In any case, its not dog food. I can understand the random yokels thinking that it actually is dog food, but the attitude of the African journalists and government officials on the topic is insane. There's even an editorial in the Harare Herald (State-owned mouthpiece) that uses Drummond as an example of what's good about grain diverting, aid theifing, all around jackass, Robert Mugabe.


A. Kenya suffers a two year drought, and enters a nasty famine.
B. New Zealand dog food manufactuer offers to send 42 tons of dried food.
C. New Zealand company called racist, etc.

Frankly, I don't get it. If Ms. Drummond wants to ship the stuff all the way to Kenya, and the orphans refuse to eat it, so be it. Otherwise, what business of the Kenyan government is it to interfer with the private shipment of food INTO the country?

If I were Ms. Drummond, I think I'd be inclined to very publically eat a meal of the stuff, and ship the rest of it. I've personally FedEx'd packages to kenya, and their border inspections aren't exactly the strongest in the world, so illicitly importing food shouldn't be that hard.

-As a side note, many dog food manufaturing companies also make human foods, for example, Nestle makes Alpo dog food and Infant formula.


I had 3 siblings, but they all died as zygotes...

Lisa has a recent post (scroll down) discussing the inappropriateness of the term “Emergency Contraceptive” for anti-implantation pharmaceuticals. Since Krupa has been bemoaning the lack of controversial posting, I’ve decided to take the bait:

A. Conception, as a properly used term of art means implantation. That is, the board certifying society for Ob-Gyn, ACOG, defines conception as the moment that a blastocyst implants in the uterine wall. It is true that ACOG revised their definition some 30 years ago on the topic, however, historically, the term contraceptive has been applied to many early term abortificants. (Queen Ann’s lace, and mercury preparations in the civil war era).

B. As a practical matter, defining conception as taking place at implantation helps to deal with the unstable nature of the zygote. That is, zygotes may split into twins, or several (I think only 2) zygotes can combine into a single embryo. Not to mention the relatively low, probably best case, 50%, chance a zygote has at a successful pregnancy. Most people I know, no matter what their views on abortion, do not discuss zygote death in the same terms as embryo death.

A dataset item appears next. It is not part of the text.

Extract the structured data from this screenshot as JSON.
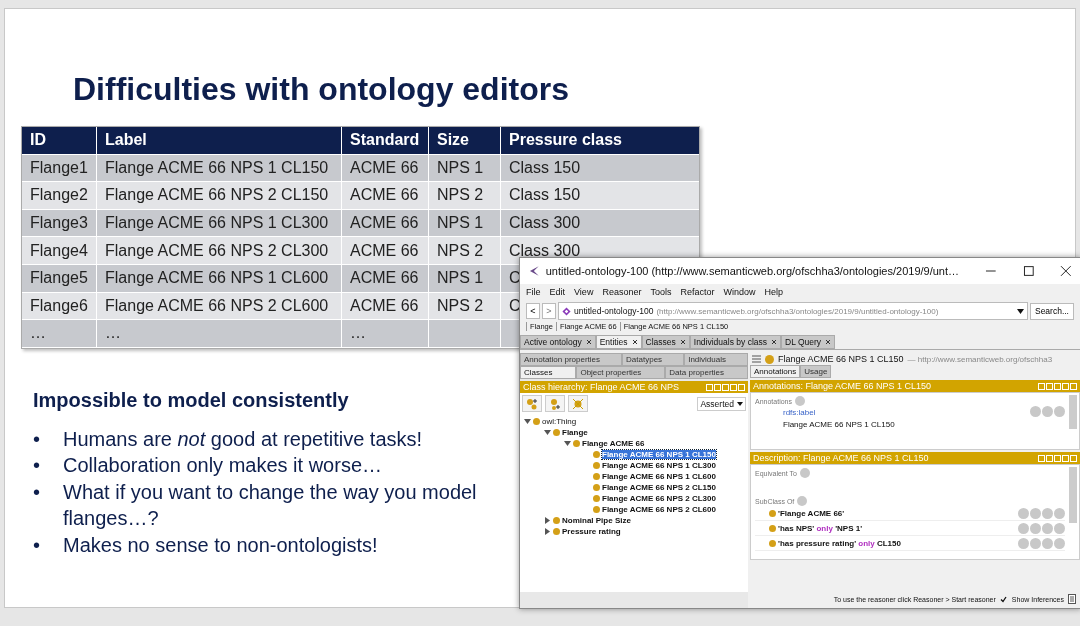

That is, very few people with say, 3 children, ever think about the 2-6 children that died as zygotes. Of course, depending on ones theological positions, there are all sorts of interesting questions about the ensoulment, salvation-status, etc of the 2-6 dead zygotes.

C. The commonly available emergency contraceptives work primarilly by preventing ovulation and fertilization, and in my oppinion definitely deserve to be called contraceptives. For example, “Plan B” works primarily by preventing post-coital ovulation in the time period where motile sperm are still present, and also helps produce a thickened cervical mucas to prevent fertilization. The FDA won't even let the manufacturers of Plan B claim that it prevents implantation, they have to add the "may" disclaimer to their product literature.


Rats on Valium, cat urine, and parasites.

Ever wonder how anti-anxiety drugs are tested? Apparently, rats have little panic attacks when exposed to cat urine, so you dope up the rats, then expose them to cat urine. The Loom article has more to do with a particularly interesting cat parasite, Toxoplasma gondii, which spends part of its life in rats, hoping (well, one-celled organisms don't hope) for a cat to eat its host rat. To facilitate the eating process, Toxoplasma gondii makes the rat forget its fear of cats. Sort of like the liqour in The Little Brown Mouse song that everyone is forced to sing at summer camp. Now the really interesting part of all of this is that treating the infected rats with anti-schizophrenia drugs, reverses the parasite's effects. Which leads researchers to beleive that human schizophrenia may relate to Toxoplasma gondii infection. The bottom line for humans: don't eat cat crap, and order your meat well cooked. The bottom line for cats: eat only rats that run away.